The Family: Simon’s family has an impressive cast to bring them to life, but for me… they felt a little disjointed and uninvolved in the movie compared to everyone else. Certainly, they come in when it counts most, but aside from these moments, the small cast seems to be in the background more than anything. As telling your family is a big deal, I had expected more involvement and turmoil with the group, but no, they are rather passive and in the case of the dad, a nimrod who only brings mediocre jokes at the best.
Predictable: As well delivered and clever as this movie was, Love Simon is also a rather predictable tale to say the least. The plot elements are tired, and the inevitable catastrophe of so many secrets coming to light is entirely unavoidable to say the least. One will be able to easily predict the failures arising well before they actually happen. Some of this is due to the trailers giving away things, but others are just lazy foreshadowing and copying from shows like DeGrassi or The Secret Life of the American Teenager. Even the main mystery of Blue’s identity is easy to discern if you pay close enough attention to character use and themes of the movie. But if you get sucked up into the drama enough, you won’t have to worry so much about this.

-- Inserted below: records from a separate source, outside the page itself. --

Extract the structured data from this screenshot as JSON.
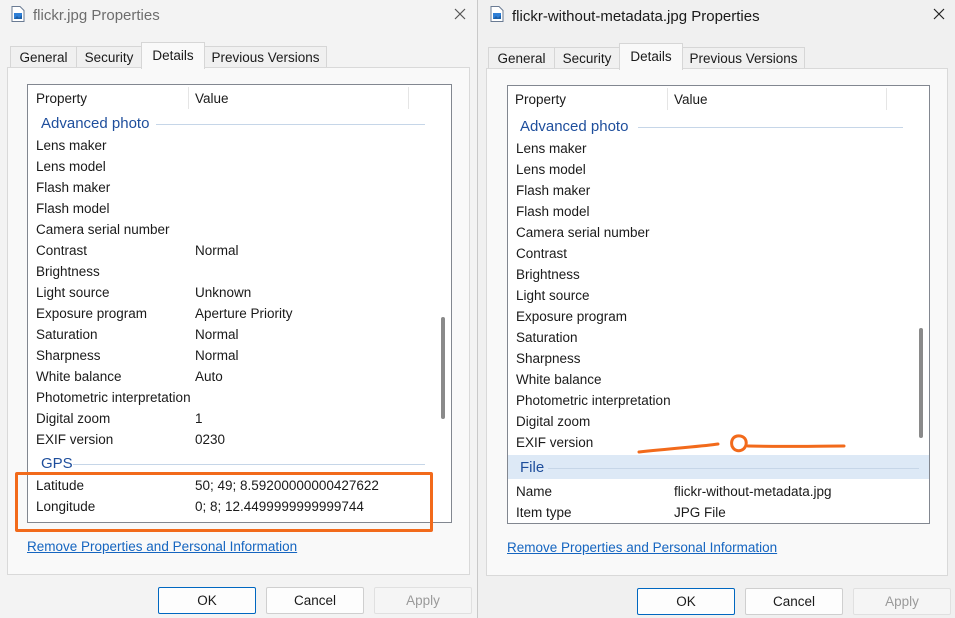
{
  "colors": {
    "accent": "#0067c0",
    "link": "#1565c0",
    "group_header": "#1e4e9c",
    "annotation": "#f26a1b",
    "file_group_bg": "#dde9f6"
  },
  "left": {
    "title": "flickr.jpg Properties",
    "icon": "image-file-icon",
    "tabs": [
      "General",
      "Security",
      "Details",
      "Previous Versions"
    ],
    "active_tab": "Details",
    "headers": {
      "property": "Property",
      "value": "Value"
    },
    "groups": {
      "advanced": "Advanced photo",
      "gps": "GPS"
    },
    "rows": [
      {
        "p": "Lens maker",
        "v": ""
      },
      {
        "p": "Lens model",
        "v": ""
      },
      {
        "p": "Flash maker",
        "v": ""
      },
      {
        "p": "Flash model",
        "v": ""
      },
      {
        "p": "Camera serial number",
        "v": ""
      },
      {
        "p": "Contrast",
        "v": "Normal"
      },
      {
        "p": "Brightness",
        "v": ""
      },
      {
        "p": "Light source",
        "v": "Unknown"
      },
      {
        "p": "Exposure program",
        "v": "Aperture Priority"
      },
      {
        "p": "Saturation",
        "v": "Normal"
      },
      {
        "p": "Sharpness",
        "v": "Normal"
      },
      {
        "p": "White balance",
        "v": "Auto"
      },
      {
        "p": "Photometric interpretation",
        "v": ""
      },
      {
        "p": "Digital zoom",
        "v": "1"
      },
      {
        "p": "EXIF version",
        "v": "0230"
      }
    ],
    "gps_rows": [
      {
        "p": "Latitude",
        "v": "50; 49; 8.59200000000427622"
      },
      {
        "p": "Longitude",
        "v": "0; 8; 12.4499999999999744"
      }
    ],
    "remove_link": "Remove Properties and Personal Information",
    "buttons": {
      "ok": "OK",
      "cancel": "Cancel",
      "apply": "Apply"
    }
  },
  "right": {
    "title": "flickr-without-metadata.jpg Properties",
    "icon": "image-file-icon",
    "tabs": [
      "General",
      "Security",
      "Details",
      "Previous Versions"
    ],
    "active_tab": "Details",
    "headers": {
      "property": "Property",
      "value": "Value"
    },
    "groups": {
      "advanced": "Advanced photo",
      "file": "File"
    },
    "rows": [
      {
        "p": "Lens maker",
        "v": ""
      },
      {
        "p": "Lens model",
        "v": ""
      },
      {
        "p": "Flash maker",
        "v": ""
      },
      {
        "p": "Flash model",
        "v": ""
      },
      {
        "p": "Camera serial number",
        "v": ""
      },
      {
        "p": "Contrast",
        "v": ""
      },
      {
        "p": "Brightness",
        "v": ""
      },
      {
        "p": "Light source",
        "v": ""
      },
      {
        "p": "Exposure program",
        "v": ""
      },
      {
        "p": "Saturation",
        "v": ""
      },
      {
        "p": "Sharpness",
        "v": ""
      },
      {
        "p": "White balance",
        "v": ""
      },
      {
        "p": "Photometric interpretation",
        "v": ""
      },
      {
        "p": "Digital zoom",
        "v": ""
      },
      {
        "p": "EXIF version",
        "v": ""
      }
    ],
    "file_rows": [
      {
        "p": "Name",
        "v": "flickr-without-metadata.jpg"
      },
      {
        "p": "Item type",
        "v": "JPG File"
      }
    ],
    "remove_link": "Remove Properties and Personal Information",
    "buttons": {
      "ok": "OK",
      "cancel": "Cancel",
      "apply": "Apply"
    }
  }
}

The Lax Obstructions: Seeing how the modern era is to hound people on the Internet and bullies doing everything to torment their prey, I was surprised to see how lax these elements were in this film. Simon’s worst enemy is anxiety and fear, these demons tugging at him hard enough to nearly split his mind in two. Yet in the physical world, the cyber bullying and teasing were at an all-time minimum, outside of two jerks who were lamer than threatening. While I applaud the avoidance of generating ideas of tormenting, I feel they missed the target on really driving home the life lessons they were shooting for, as well as adding a little more thrills to the mix. In addition, the attempt to deter people from sharing everything on social media was completely glazed over, sometime even promoting to speak up on the internet rather than avoid the cyber world altogether.
This reviewer was very pleased with how well this teenage romance story came to life. A remarkable cast gave a stirring performance to help bring this engaging and entertaining story to new heights, helping to bring relatable topics to the light. And while there are still things to improve upon including better involvement of the family and antagonizing elements to spice things up, the movie kept a nice balance on things. While teenagers are certainly going to enjoy this the most, Love Simon is a moving feature older generations can appreciate as well. Therefore, I recommend visiting the theater on this one, to be quite honest.
My scores are:
Movie Overall: 7.5